A faithful, word-for-word copy of the records is required, and it must contain no pictures.

Top of SOURCE DATA

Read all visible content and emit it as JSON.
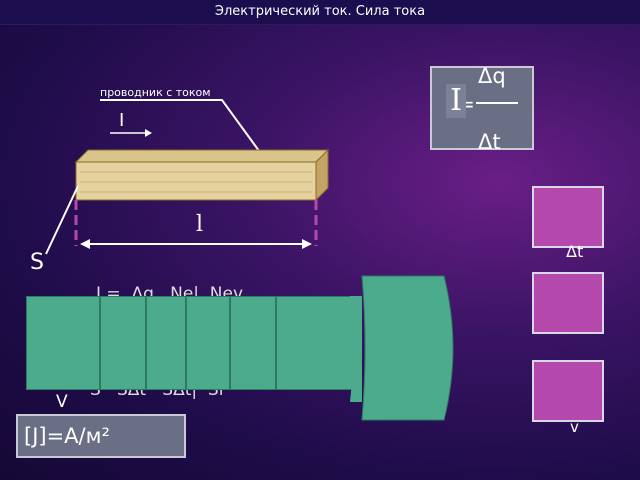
{
  "window": {
    "title": "Электрический ток. Сила тока"
  },
  "diagram": {
    "conductor_label": "проводник с током",
    "current_label": "I",
    "length_label": "l",
    "area_label": "S"
  },
  "formula": {
    "I": "I",
    "eq": "=",
    "dq": "Δq",
    "dt": "Δt"
  },
  "side_labels": {
    "dt": "Δt",
    "v": "v"
  },
  "occluded_formula": {
    "top": "J =  Δq   Ne|  Nev",
    "bottom": "S   SΔt   SΔt|  Sl",
    "v": "V"
  },
  "unit": "[J]=A/м²",
  "colors": {
    "accent_purple": "#b448ad",
    "green": "#4cab8d",
    "box_gray": "#6a6f86"
  }
}
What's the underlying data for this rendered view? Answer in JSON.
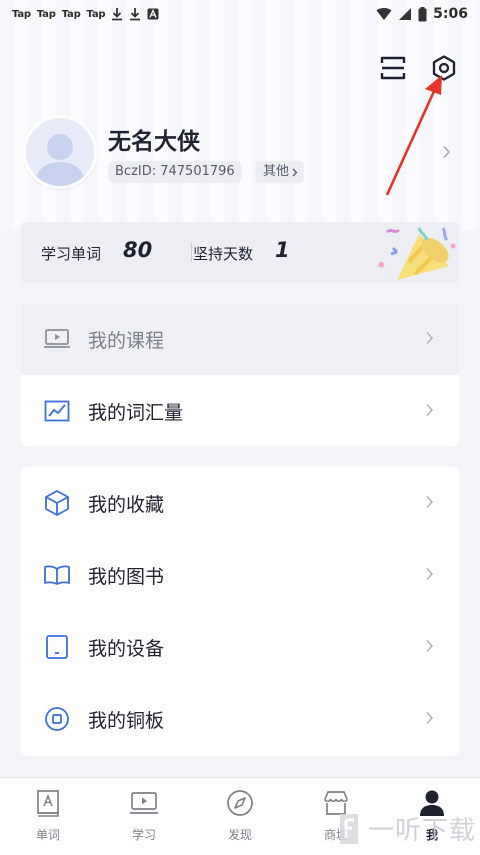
{
  "status_bar": {
    "tap_items": [
      "Tap",
      "Tap",
      "Tap",
      "Tap"
    ],
    "time": "5:06"
  },
  "header": {
    "scan_icon": "scan-icon",
    "settings_icon": "settings-hexagon-icon"
  },
  "profile": {
    "name": "无名大侠",
    "bcz_id": "BczID: 747501796",
    "other_label": "其他"
  },
  "stats": {
    "words_label": "学习单词",
    "words_value": "80",
    "days_label": "坚持天数",
    "days_value": "1"
  },
  "menu_group1": [
    {
      "label": "我的课程",
      "icon": "course-screen-icon"
    },
    {
      "label": "我的词汇量",
      "icon": "trend-chart-icon"
    }
  ],
  "menu_group2": [
    {
      "label": "我的收藏",
      "icon": "cube-icon"
    },
    {
      "label": "我的图书",
      "icon": "book-icon"
    },
    {
      "label": "我的设备",
      "icon": "device-icon"
    },
    {
      "label": "我的铜板",
      "icon": "coin-icon"
    }
  ],
  "bottom_nav": [
    {
      "label": "单词",
      "icon": "word-card-icon"
    },
    {
      "label": "学习",
      "icon": "study-screen-icon"
    },
    {
      "label": "发现",
      "icon": "compass-icon"
    },
    {
      "label": "商城",
      "icon": "store-icon"
    },
    {
      "label": "我",
      "icon": "person-icon",
      "active": true
    }
  ],
  "watermark": "一听下载",
  "colors": {
    "icon_blue": "#3b6fd8",
    "text_dark": "#1f2230",
    "arrow_red": "#e5352b",
    "background": "#f4f5f9"
  }
}
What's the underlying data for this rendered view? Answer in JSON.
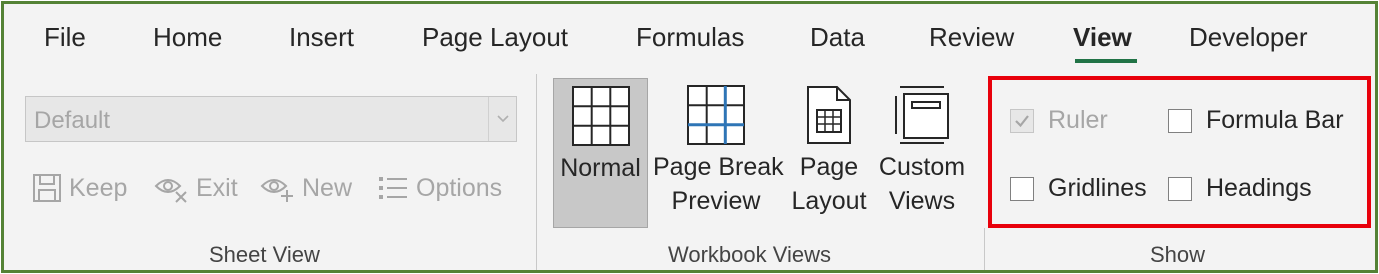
{
  "tabs": [
    {
      "label": "File",
      "active": false
    },
    {
      "label": "Home",
      "active": false
    },
    {
      "label": "Insert",
      "active": false
    },
    {
      "label": "Page Layout",
      "active": false
    },
    {
      "label": "Formulas",
      "active": false
    },
    {
      "label": "Data",
      "active": false
    },
    {
      "label": "Review",
      "active": false
    },
    {
      "label": "View",
      "active": true
    },
    {
      "label": "Developer",
      "active": false
    }
  ],
  "sheet_view": {
    "combo_value": "Default",
    "keep_label": "Keep",
    "exit_label": "Exit",
    "new_label": "New",
    "options_label": "Options",
    "group_label": "Sheet View"
  },
  "workbook_views": {
    "normal_label": "Normal",
    "page_break_line1": "Page Break",
    "page_break_line2": "Preview",
    "page_layout_line1": "Page",
    "page_layout_line2": "Layout",
    "custom_views_line1": "Custom",
    "custom_views_line2": "Views",
    "group_label": "Workbook Views"
  },
  "show": {
    "ruler": {
      "label": "Ruler",
      "checked": true,
      "disabled": true
    },
    "formula_bar": {
      "label": "Formula Bar",
      "checked": false,
      "disabled": false
    },
    "gridlines": {
      "label": "Gridlines",
      "checked": false,
      "disabled": false
    },
    "headings": {
      "label": "Headings",
      "checked": false,
      "disabled": false
    },
    "group_label": "Show"
  },
  "colors": {
    "accent_green": "#217346",
    "frame_green": "#548235",
    "highlight_red": "#e8000b"
  }
}
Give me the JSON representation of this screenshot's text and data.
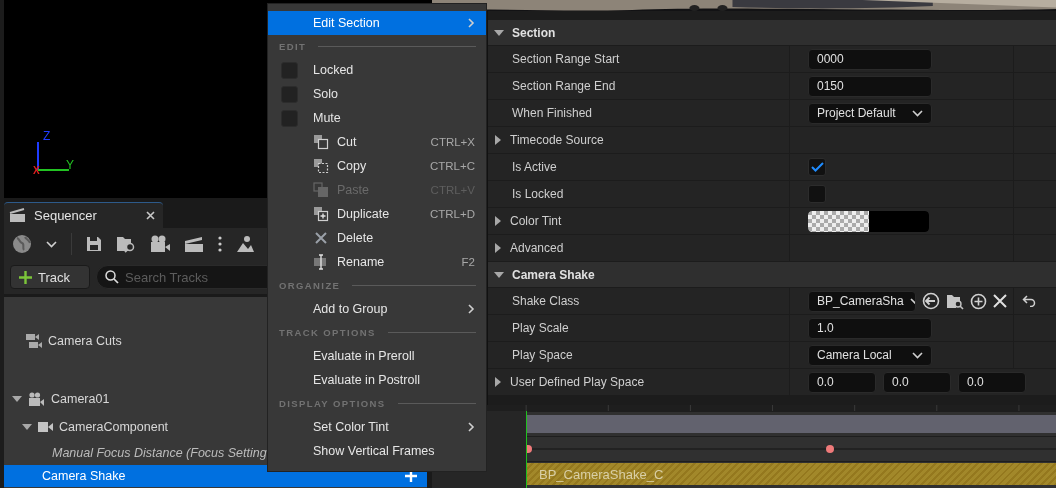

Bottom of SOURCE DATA

TASK ANSWER
Read all visible content and emit it as JSON.
{
  "window": {
    "title": "Электрический ток. Сила тока"
  },
  "diagram": {
    "conductor_label": "проводник с током",
    "current_label": "I",
    "length_label": "l",
    "area_label": "S"
  },
  "formula": {
    "I": "I",
    "eq": "=",
    "dq": "Δq",
    "dt": "Δt"
  },
  "side_labels": {
    "dt": "Δt",
    "v": "v"
  },
  "occluded_formula": {
    "top": "J =  Δq   Ne|  Nev",
    "bottom": "S   SΔt   SΔt|  Sl",
    "v": "V"
  },
  "unit": "[J]=A/м²",
  "colors": {
    "accent_purple": "#b448ad",
    "green": "#4cab8d",
    "box_gray": "#6a6f86"
  }
}
What's the underlying data for this rendered view? Answer in JSON.
{
  "status_bar": {
    "tap_items": [
      "Tap",
      "Tap",
      "Tap",
      "Tap"
    ],
    "time": "5:06"
  },
  "header": {
    "scan_icon": "scan-icon",
    "settings_icon": "settings-hexagon-icon"
  },
  "profile": {
    "name": "无名大侠",
    "bcz_id": "BczID: 747501796",
    "other_label": "其他"
  },
  "stats": {
    "words_label": "学习单词",
    "words_value": "80",
    "days_label": "坚持天数",
    "days_value": "1"
  },
  "menu_group1": [
    {
      "label": "我的课程",
      "icon": "course-screen-icon"
    },
    {
      "label": "我的词汇量",
      "icon": "trend-chart-icon"
    }
  ],
  "menu_group2": [
    {
      "label": "我的收藏",
      "icon": "cube-icon"
    },
    {
      "label": "我的图书",
      "icon": "book-icon"
    },
    {
      "label": "我的设备",
      "icon": "device-icon"
    },
    {
      "label": "我的铜板",
      "icon": "coin-icon"
    }
  ],
  "bottom_nav": [
    {
      "label": "单词",
      "icon": "word-card-icon"
    },
    {
      "label": "学习",
      "icon": "study-screen-icon"
    },
    {
      "label": "发现",
      "icon": "compass-icon"
    },
    {
      "label": "商城",
      "icon": "store-icon"
    },
    {
      "label": "我",
      "icon": "person-icon",
      "active": true
    }
  ],
  "watermark": "一听下载",
  "colors": {
    "icon_blue": "#3b6fd8",
    "text_dark": "#1f2230",
    "arrow_red": "#e5352b",
    "background": "#f4f5f9"
  }
}
What's the underlying data for this rendered view? Answer in JSON.
{
  "tabs": [
    {
      "label": "File",
      "active": false
    },
    {
      "label": "Home",
      "active": false
    },
    {
      "label": "Insert",
      "active": false
    },
    {
      "label": "Page Layout",
      "active": false
    },
    {
      "label": "Formulas",
      "active": false
    },
    {
      "label": "Data",
      "active": false
    },
    {
      "label": "Review",
      "active": false
    },
    {
      "label": "View",
      "active": true
    },
    {
      "label": "Developer",
      "active": false
    }
  ],
  "sheet_view": {
    "combo_value": "Default",
    "keep_label": "Keep",
    "exit_label": "Exit",
    "new_label": "New",
    "options_label": "Options",
    "group_label": "Sheet View"
  },
  "workbook_views": {
    "normal_label": "Normal",
    "page_break_line1": "Page Break",
    "page_break_line2": "Preview",
    "page_layout_line1": "Page",
    "page_layout_line2": "Layout",
    "custom_views_line1": "Custom",
    "custom_views_line2": "Views",
    "group_label": "Workbook Views"
  },
  "show": {
    "ruler": {
      "label": "Ruler",
      "checked": true,
      "disabled": true
    },
    "formula_bar": {
      "label": "Formula Bar",
      "checked": false,
      "disabled": false
    },
    "gridlines": {
      "label": "Gridlines",
      "checked": false,
      "disabled": false
    },
    "headings": {
      "label": "Headings",
      "checked": false,
      "disabled": false
    },
    "group_label": "Show"
  },
  "colors": {
    "accent_green": "#217346",
    "frame_green": "#548235",
    "highlight_red": "#e8000b"
  }
}
Give me the JSON representation of this screenshot's text and data.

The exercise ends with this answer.